DIRECTIONS FOR THIS TASK
Go through the data below and return each line containing the word "icon".

** Opening GIVEN ENTRIES block **

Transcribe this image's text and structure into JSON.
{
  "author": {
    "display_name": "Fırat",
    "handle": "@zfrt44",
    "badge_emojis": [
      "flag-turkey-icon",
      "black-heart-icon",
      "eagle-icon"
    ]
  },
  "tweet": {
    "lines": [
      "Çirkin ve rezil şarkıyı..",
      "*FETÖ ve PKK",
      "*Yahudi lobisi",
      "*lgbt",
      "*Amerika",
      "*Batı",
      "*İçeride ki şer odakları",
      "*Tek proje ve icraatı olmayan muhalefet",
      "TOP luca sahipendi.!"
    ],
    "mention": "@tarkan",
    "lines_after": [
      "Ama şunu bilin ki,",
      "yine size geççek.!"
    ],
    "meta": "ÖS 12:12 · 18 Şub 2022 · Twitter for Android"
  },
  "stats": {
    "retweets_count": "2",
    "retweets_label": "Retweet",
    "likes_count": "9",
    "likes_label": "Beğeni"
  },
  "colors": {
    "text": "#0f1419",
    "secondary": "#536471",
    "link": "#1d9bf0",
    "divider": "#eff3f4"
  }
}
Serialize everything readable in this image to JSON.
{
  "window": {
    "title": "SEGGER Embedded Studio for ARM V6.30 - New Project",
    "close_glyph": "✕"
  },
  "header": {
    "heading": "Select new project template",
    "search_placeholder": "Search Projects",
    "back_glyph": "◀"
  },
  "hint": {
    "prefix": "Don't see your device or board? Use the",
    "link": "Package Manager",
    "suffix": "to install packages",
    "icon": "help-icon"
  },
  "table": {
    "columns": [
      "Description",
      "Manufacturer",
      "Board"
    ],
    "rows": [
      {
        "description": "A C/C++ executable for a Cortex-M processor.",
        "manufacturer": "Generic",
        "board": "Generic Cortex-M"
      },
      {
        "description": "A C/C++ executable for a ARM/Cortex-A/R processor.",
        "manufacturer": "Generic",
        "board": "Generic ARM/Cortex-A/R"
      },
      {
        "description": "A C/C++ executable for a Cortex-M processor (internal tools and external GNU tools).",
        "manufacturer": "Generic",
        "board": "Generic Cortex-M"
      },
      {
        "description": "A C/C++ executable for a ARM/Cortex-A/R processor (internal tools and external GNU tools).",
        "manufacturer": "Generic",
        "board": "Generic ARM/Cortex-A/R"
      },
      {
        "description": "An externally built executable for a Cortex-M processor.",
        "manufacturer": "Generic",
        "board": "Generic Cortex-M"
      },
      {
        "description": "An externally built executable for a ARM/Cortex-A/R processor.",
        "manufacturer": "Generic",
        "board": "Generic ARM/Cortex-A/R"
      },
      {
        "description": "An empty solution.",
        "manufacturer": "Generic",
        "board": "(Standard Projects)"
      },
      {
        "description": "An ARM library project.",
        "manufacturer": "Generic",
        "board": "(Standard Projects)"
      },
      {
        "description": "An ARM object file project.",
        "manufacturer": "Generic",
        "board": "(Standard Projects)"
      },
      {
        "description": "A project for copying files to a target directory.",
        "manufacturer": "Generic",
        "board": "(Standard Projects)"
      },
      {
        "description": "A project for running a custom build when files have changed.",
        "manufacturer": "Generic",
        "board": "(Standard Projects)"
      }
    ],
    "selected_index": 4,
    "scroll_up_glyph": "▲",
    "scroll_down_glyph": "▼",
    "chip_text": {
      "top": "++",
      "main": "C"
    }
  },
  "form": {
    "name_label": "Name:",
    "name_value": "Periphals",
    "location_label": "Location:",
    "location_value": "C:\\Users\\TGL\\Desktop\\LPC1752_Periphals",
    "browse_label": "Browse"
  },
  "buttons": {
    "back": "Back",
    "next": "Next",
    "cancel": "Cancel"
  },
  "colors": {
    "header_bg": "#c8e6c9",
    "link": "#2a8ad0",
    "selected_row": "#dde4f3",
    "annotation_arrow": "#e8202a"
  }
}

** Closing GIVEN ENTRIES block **

ANSWER BELOW
      "flag-turkey-icon",
      "black-heart-icon",
      "eagle-icon"
    "icon": "help-icon"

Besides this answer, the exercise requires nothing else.